§ **Assignment**
Every line of the data below must be output exactly, with images left out.
-*-
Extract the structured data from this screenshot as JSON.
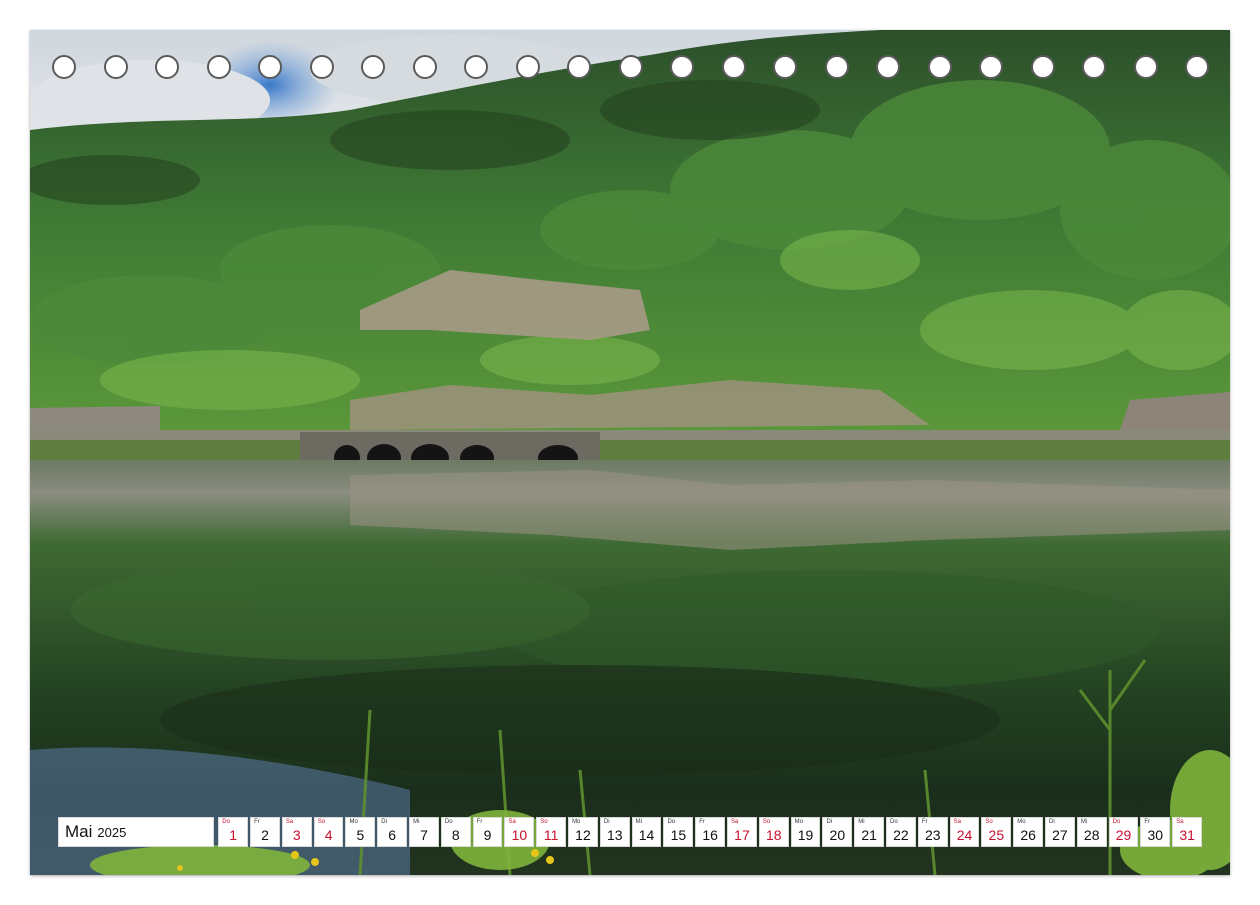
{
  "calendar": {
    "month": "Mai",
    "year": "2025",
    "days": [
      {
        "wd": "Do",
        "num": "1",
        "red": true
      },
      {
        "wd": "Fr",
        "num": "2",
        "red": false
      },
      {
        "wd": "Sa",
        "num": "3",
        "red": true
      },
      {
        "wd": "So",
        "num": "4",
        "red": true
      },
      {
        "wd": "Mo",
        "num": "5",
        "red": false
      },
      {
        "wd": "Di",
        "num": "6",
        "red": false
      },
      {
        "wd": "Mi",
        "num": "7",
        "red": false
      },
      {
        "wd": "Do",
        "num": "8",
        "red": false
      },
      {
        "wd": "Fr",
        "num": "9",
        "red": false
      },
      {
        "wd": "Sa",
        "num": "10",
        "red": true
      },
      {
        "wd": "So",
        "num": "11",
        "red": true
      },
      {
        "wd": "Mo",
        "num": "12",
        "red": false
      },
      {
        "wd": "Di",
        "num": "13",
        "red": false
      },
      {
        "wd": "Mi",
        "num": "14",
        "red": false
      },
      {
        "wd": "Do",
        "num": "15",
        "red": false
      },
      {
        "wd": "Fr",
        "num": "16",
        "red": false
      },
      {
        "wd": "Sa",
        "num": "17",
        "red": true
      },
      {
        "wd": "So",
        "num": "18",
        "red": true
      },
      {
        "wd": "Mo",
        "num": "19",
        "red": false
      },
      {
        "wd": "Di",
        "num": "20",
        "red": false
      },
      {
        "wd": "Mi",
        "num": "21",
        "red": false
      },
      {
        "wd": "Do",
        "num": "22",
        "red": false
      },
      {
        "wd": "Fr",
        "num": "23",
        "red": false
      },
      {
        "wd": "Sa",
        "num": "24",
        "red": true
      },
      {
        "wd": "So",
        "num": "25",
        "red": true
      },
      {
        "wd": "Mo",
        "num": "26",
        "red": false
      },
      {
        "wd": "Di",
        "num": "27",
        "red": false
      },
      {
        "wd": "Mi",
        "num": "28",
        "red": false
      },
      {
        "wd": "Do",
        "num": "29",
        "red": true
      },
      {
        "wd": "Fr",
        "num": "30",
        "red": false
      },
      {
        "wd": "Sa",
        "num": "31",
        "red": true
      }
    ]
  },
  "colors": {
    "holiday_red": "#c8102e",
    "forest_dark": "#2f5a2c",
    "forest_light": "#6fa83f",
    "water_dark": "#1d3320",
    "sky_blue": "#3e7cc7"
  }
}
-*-
§ **Answer for the task**
Extract the structured data from this screenshot as JSON.
{
  "calendar": {
    "month": "Mai",
    "year": "2025",
    "days": [
      {
        "wd": "Do",
        "num": "1",
        "red": true
      },
      {
        "wd": "Fr",
        "num": "2",
        "red": false
      },
      {
        "wd": "Sa",
        "num": "3",
        "red": true
      },
      {
        "wd": "So",
        "num": "4",
        "red": true
      },
      {
        "wd": "Mo",
        "num": "5",
        "red": false
      },
      {
        "wd": "Di",
        "num": "6",
        "red": false
      },
      {
        "wd": "Mi",
        "num": "7",
        "red": false
      },
      {
        "wd": "Do",
        "num": "8",
        "red": false
      },
      {
        "wd": "Fr",
        "num": "9",
        "red": false
      },
      {
        "wd": "Sa",
        "num": "10",
        "red": true
      },
      {
        "wd": "So",
        "num": "11",
        "red": true
      },
      {
        "wd": "Mo",
        "num": "12",
        "red": false
      },
      {
        "wd": "Di",
        "num": "13",
        "red": false
      },
      {
        "wd": "Mi",
        "num": "14",
        "red": false
      },
      {
        "wd": "Do",
        "num": "15",
        "red": false
      },
      {
        "wd": "Fr",
        "num": "16",
        "red": false
      },
      {
        "wd": "Sa",
        "num": "17",
        "red": true
      },
      {
        "wd": "So",
        "num": "18",
        "red": true
      },
      {
        "wd": "Mo",
        "num": "19",
        "red": false
      },
      {
        "wd": "Di",
        "num": "20",
        "red": false
      },
      {
        "wd": "Mi",
        "num": "21",
        "red": false
      },
      {
        "wd": "Do",
        "num": "22",
        "red": false
      },
      {
        "wd": "Fr",
        "num": "23",
        "red": false
      },
      {
        "wd": "Sa",
        "num": "24",
        "red": true
      },
      {
        "wd": "So",
        "num": "25",
        "red": true
      },
      {
        "wd": "Mo",
        "num": "26",
        "red": false
      },
      {
        "wd": "Di",
        "num": "27",
        "red": false
      },
      {
        "wd": "Mi",
        "num": "28",
        "red": false
      },
      {
        "wd": "Do",
        "num": "29",
        "red": true
      },
      {
        "wd": "Fr",
        "num": "30",
        "red": false
      },
      {
        "wd": "Sa",
        "num": "31",
        "red": true
      }
    ]
  },
  "colors": {
    "holiday_red": "#c8102e",
    "forest_dark": "#2f5a2c",
    "forest_light": "#6fa83f",
    "water_dark": "#1d3320",
    "sky_blue": "#3e7cc7"
  }
}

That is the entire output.